Where Did The Phrase Slush Fund Come From?

A slush fund refers to an amount of money that has been set aside as backup, according to Investopedia. Sometimes, this money is off the books, and this has led to the connotation that a slush fund is money put on hold for illegal or immoral dealings. But where did this term originate? The answer lies all the way back on large sailing ships of the 18th century

During this era, the "refuse grease and fat from cooking especially on shipboard" came to be known as "slush," according to Merriam Webster. This slush was actually a precious commodity because it could be used to make several important items, including candles. Therefore, the crew of a ship could sell this slush after a voyage and use the proceeds to buy things like instruments or books that the ship's owners wouldn't provide. The money earned from the sale of used cooking grease came to be called a slush fund.

From grease to greased palms

The first recorded use of the term slush fund was in 1839, according to the Online Etymology Dictionary. It came in William McNally's "Evils & Abuses in the Naval & Merchant Service, Exposed," in which he described the practice, according to The Phrase Finder. "The sailors in the navy are allowed salt beef. From this provision, when cooked nearly all the fat boils off; this is carefully skimmed and put into empty beef or pork barrels, and sold, and the money so received is called the slush fund," he wrote. 

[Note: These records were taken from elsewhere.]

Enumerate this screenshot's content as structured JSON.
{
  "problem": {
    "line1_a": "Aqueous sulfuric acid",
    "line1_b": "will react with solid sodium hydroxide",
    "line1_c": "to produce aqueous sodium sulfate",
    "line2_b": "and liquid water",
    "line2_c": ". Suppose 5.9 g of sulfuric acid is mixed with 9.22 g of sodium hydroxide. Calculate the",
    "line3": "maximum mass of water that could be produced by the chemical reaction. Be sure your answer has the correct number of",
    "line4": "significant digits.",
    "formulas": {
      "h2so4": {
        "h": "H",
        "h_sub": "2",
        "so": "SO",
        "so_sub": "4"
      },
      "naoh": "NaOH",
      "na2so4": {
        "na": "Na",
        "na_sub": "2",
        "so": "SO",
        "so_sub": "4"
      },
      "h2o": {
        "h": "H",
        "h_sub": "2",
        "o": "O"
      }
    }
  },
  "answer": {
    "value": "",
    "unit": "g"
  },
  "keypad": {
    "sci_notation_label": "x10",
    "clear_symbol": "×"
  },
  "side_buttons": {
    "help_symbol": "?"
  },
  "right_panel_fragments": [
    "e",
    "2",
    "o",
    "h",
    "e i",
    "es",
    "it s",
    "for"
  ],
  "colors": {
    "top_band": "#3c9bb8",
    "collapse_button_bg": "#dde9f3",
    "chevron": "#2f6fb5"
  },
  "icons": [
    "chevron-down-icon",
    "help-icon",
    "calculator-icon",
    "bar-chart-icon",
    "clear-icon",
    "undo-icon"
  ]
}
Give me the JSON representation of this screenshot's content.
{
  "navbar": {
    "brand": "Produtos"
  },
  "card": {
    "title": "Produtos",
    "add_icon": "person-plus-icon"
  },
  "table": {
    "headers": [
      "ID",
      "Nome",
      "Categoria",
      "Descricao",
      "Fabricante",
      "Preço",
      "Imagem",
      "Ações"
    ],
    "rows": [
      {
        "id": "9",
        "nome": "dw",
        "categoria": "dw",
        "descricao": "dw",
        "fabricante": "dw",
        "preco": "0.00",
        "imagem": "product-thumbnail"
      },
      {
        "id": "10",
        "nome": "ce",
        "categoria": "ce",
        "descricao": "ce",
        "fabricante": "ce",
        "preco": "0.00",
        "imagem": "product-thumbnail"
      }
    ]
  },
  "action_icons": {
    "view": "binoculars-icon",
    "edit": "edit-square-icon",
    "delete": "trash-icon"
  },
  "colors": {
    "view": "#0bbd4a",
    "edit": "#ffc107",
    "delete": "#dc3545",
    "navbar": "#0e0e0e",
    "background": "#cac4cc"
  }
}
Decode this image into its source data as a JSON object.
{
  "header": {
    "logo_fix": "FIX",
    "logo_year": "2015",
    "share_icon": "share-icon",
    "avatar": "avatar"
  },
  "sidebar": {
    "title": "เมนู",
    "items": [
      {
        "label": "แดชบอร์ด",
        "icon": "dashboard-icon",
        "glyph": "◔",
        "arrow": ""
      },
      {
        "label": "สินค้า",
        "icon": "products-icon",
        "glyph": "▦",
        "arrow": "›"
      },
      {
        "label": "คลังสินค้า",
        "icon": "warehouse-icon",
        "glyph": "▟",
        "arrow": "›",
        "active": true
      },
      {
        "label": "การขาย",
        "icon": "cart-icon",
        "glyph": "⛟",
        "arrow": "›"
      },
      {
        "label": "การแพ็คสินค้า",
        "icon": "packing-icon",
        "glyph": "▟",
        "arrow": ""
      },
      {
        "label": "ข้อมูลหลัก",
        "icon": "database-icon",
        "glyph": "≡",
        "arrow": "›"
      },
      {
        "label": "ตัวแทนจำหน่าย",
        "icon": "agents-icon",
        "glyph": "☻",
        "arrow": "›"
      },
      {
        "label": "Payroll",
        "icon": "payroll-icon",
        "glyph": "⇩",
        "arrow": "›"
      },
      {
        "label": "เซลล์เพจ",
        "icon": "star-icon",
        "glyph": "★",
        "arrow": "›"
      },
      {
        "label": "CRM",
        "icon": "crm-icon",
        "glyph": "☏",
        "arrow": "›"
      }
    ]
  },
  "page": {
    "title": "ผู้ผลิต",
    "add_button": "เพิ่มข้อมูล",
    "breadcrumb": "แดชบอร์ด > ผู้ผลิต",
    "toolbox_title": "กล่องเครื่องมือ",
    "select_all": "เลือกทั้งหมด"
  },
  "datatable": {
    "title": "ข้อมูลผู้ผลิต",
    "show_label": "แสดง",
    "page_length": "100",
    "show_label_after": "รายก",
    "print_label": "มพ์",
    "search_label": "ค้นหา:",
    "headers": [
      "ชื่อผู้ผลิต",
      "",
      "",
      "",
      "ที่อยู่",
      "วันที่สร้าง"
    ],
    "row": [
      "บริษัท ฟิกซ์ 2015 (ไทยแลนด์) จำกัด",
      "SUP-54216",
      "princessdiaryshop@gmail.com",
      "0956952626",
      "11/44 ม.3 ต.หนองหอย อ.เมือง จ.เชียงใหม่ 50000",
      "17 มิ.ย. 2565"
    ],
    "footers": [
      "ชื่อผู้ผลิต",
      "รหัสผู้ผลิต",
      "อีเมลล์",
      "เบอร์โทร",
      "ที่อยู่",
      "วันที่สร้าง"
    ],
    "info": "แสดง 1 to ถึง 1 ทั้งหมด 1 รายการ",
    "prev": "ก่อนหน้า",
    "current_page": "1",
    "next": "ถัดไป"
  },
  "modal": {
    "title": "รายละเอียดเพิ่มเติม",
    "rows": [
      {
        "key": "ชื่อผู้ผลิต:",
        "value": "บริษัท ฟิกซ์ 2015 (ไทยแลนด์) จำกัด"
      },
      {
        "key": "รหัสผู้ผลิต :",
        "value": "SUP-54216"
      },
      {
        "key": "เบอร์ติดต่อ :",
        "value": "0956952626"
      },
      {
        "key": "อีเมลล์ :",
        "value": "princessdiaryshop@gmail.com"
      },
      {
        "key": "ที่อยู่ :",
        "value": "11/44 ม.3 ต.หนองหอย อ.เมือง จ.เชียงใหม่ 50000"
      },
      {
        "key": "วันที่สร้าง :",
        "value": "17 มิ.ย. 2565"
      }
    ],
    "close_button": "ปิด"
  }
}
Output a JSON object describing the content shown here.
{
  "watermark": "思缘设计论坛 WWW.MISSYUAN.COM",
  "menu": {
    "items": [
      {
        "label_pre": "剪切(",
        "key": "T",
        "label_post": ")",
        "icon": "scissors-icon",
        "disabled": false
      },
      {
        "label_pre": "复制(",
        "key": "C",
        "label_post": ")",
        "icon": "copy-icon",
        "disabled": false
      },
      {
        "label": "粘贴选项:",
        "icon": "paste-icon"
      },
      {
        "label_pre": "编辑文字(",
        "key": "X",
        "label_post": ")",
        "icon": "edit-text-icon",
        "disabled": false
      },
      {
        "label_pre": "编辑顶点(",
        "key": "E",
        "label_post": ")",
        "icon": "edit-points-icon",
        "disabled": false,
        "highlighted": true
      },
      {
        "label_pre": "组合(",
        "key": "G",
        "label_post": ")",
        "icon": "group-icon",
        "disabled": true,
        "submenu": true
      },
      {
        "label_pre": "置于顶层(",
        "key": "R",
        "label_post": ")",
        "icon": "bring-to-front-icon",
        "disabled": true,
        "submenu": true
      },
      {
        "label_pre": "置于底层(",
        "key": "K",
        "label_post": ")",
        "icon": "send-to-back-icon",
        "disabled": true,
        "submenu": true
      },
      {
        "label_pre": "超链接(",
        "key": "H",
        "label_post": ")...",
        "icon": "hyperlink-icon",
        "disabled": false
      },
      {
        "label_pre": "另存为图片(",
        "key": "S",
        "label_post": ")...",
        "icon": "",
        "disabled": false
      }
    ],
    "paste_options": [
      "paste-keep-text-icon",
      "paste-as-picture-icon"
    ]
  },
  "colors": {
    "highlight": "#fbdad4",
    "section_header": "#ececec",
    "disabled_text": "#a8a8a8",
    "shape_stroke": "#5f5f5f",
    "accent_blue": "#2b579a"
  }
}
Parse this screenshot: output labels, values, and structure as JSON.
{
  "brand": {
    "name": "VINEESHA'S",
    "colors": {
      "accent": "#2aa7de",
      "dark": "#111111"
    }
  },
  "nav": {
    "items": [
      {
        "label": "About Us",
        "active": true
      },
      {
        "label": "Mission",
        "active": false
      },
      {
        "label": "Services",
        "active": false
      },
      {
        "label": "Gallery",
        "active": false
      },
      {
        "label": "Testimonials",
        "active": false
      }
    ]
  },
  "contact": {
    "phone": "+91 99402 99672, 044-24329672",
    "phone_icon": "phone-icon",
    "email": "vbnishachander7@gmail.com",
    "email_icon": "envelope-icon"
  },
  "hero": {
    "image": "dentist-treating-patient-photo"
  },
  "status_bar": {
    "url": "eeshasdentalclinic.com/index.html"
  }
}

The term slush fund gained its association with bribery during the 19th century. At first, the phrase migrated from the world of sailing ships to simply refer to any amount of money collected by selling small items and used for a common purpose, according to Merriam Webster. For example, a police commissary reported selling items to add money to a slush fund in 1864. However, slush fund soon took on the meaning of funds collected and set aside for political bribes. An 1873 quote from The Weekly Caucasian railed against "itch-palmed, slush fund legislators," for example. The association between a slush fund and bribery may have originated in the idea of greasing palms, according to the Online Etymology Dictionary. The meaning continued to evolve, so that today we refer to any money set aside for dubious purposes as a slush fund, Merriam Webster explained.